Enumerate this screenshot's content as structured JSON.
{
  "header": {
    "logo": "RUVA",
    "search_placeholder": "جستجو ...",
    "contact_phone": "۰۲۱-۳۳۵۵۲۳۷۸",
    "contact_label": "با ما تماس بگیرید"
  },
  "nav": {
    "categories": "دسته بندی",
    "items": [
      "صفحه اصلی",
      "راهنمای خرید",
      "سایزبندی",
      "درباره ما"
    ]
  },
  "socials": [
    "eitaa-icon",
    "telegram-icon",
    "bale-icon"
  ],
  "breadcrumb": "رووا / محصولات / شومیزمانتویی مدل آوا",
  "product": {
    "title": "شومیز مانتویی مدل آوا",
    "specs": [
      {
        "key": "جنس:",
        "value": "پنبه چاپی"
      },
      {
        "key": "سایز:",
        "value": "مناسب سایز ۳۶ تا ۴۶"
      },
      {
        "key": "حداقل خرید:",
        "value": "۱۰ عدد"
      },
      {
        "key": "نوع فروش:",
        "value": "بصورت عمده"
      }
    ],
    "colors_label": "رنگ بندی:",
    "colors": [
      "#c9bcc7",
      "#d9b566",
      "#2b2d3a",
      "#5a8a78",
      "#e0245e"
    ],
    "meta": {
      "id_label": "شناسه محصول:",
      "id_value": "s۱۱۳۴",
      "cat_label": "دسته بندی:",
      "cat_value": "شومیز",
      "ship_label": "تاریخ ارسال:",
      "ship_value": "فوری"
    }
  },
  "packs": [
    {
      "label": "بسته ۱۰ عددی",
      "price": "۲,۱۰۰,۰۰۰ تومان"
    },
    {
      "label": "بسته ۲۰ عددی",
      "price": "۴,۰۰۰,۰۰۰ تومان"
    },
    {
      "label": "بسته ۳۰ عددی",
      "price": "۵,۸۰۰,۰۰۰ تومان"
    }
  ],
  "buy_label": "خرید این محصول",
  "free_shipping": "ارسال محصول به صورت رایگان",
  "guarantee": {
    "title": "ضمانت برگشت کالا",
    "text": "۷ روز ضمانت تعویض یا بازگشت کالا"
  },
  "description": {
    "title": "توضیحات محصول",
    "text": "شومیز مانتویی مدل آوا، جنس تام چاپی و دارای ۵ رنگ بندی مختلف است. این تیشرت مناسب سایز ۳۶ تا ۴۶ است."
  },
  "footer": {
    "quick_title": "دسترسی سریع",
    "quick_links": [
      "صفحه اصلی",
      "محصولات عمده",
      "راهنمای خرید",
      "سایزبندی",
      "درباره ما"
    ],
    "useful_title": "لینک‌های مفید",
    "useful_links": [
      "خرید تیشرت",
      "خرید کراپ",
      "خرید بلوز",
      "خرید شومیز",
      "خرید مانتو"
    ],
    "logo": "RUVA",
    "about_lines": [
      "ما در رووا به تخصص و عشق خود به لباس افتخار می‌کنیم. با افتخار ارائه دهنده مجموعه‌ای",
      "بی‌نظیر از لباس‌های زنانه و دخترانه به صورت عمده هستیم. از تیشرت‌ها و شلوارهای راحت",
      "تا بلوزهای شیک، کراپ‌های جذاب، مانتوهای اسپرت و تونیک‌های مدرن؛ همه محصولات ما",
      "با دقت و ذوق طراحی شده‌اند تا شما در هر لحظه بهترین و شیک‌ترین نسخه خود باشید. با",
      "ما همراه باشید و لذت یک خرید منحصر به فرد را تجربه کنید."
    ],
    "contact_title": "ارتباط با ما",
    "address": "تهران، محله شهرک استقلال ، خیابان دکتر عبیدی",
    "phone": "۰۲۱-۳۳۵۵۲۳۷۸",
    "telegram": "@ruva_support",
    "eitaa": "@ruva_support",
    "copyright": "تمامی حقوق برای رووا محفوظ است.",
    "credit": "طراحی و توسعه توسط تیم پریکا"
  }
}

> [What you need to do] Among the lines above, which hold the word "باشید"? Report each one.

> [Solution to this exercise]
      "با دقت و ذوق طراحی شده‌اند تا شما در هر لحظه بهترین و شیک‌ترین نسخه خود باشید. با",
      "ما همراه باشید و لذت یک خرید منحصر به فرد را تجربه کنید."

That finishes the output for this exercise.